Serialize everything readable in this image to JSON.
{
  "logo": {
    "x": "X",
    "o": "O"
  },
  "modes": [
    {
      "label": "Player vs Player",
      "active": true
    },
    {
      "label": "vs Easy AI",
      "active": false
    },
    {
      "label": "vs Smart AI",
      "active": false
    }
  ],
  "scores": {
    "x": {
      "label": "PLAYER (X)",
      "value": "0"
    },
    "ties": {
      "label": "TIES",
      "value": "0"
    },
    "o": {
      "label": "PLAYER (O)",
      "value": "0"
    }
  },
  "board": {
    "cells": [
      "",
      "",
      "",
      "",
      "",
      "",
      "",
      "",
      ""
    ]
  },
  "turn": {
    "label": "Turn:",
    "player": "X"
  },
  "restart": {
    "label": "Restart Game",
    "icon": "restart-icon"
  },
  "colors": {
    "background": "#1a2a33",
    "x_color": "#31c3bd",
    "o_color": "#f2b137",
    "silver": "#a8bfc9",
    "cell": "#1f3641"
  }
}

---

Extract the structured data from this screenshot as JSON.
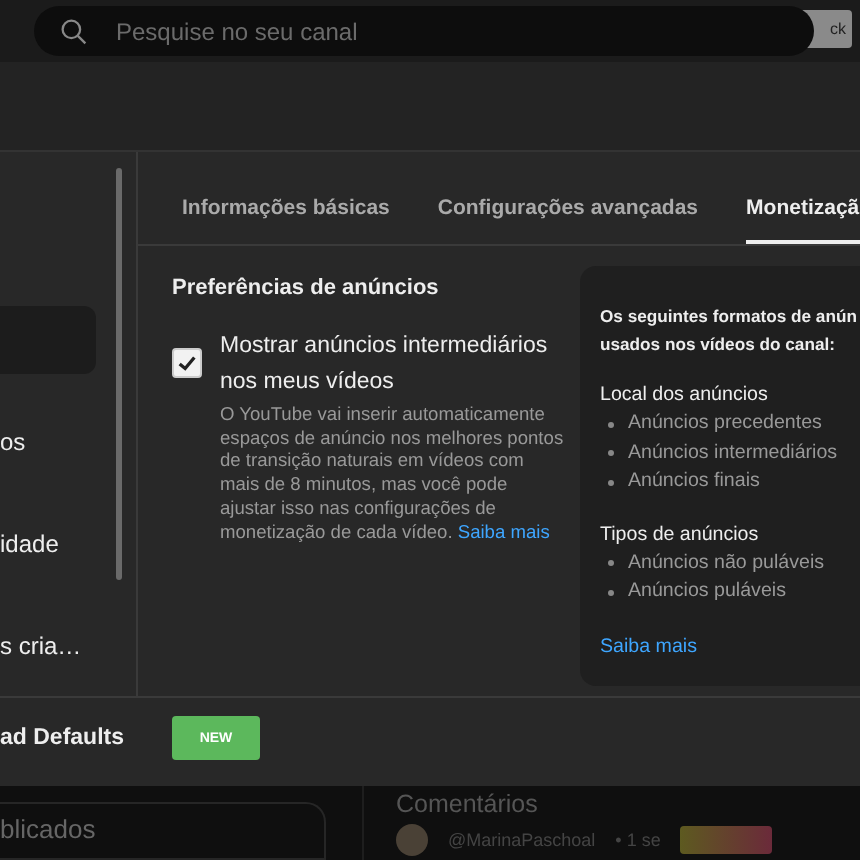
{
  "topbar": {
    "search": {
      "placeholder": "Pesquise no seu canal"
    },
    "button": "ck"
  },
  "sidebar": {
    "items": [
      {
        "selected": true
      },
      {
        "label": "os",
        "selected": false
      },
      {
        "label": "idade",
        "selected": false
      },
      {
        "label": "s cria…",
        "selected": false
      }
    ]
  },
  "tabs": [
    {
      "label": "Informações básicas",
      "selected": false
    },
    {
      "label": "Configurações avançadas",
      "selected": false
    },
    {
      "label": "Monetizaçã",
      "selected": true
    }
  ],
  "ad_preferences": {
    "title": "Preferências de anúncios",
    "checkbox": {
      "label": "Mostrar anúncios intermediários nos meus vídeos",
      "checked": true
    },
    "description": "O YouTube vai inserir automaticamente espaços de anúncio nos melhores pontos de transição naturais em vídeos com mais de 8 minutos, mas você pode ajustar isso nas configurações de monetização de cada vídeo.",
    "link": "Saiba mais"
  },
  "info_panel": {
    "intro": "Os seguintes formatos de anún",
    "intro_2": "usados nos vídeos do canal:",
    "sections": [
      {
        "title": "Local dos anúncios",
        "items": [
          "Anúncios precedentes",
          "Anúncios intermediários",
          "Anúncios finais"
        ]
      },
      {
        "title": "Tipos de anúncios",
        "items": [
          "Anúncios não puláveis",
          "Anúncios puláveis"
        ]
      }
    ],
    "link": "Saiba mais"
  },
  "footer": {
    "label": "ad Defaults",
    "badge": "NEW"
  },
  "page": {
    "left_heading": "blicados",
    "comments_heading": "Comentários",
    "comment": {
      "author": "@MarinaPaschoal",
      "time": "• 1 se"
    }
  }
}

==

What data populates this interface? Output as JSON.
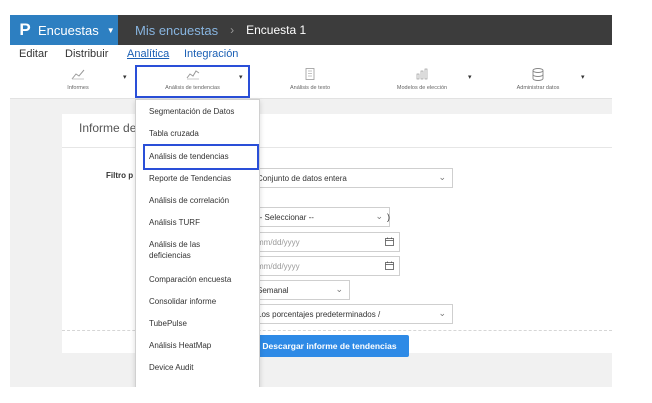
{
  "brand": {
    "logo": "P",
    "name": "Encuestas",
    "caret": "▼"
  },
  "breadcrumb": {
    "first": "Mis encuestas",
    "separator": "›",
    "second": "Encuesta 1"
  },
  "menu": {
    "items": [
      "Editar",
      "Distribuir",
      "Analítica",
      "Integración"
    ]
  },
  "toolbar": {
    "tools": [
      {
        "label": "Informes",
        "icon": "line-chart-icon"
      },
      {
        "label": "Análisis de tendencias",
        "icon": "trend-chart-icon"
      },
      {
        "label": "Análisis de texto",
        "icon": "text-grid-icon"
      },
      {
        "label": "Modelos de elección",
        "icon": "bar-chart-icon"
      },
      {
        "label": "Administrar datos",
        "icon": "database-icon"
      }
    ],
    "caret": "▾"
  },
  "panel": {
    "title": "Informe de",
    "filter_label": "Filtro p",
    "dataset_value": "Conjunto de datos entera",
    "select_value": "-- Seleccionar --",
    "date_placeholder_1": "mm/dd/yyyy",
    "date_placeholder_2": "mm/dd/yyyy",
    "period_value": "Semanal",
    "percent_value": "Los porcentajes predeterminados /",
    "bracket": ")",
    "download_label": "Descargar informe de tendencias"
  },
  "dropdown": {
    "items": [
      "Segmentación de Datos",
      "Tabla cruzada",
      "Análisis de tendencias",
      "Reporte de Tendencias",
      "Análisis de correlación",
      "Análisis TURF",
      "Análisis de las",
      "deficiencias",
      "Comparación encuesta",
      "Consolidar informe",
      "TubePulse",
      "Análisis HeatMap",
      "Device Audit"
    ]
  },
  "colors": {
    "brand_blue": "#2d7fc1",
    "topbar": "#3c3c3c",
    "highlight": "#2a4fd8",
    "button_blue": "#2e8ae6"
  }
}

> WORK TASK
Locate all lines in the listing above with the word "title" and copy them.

> RESULT FOR THIS TASK
    "title": "Preferências de anúncios",
        "title": "Local dos anúncios",
        "title": "Tipos de anúncios",
    "title": "Informe de",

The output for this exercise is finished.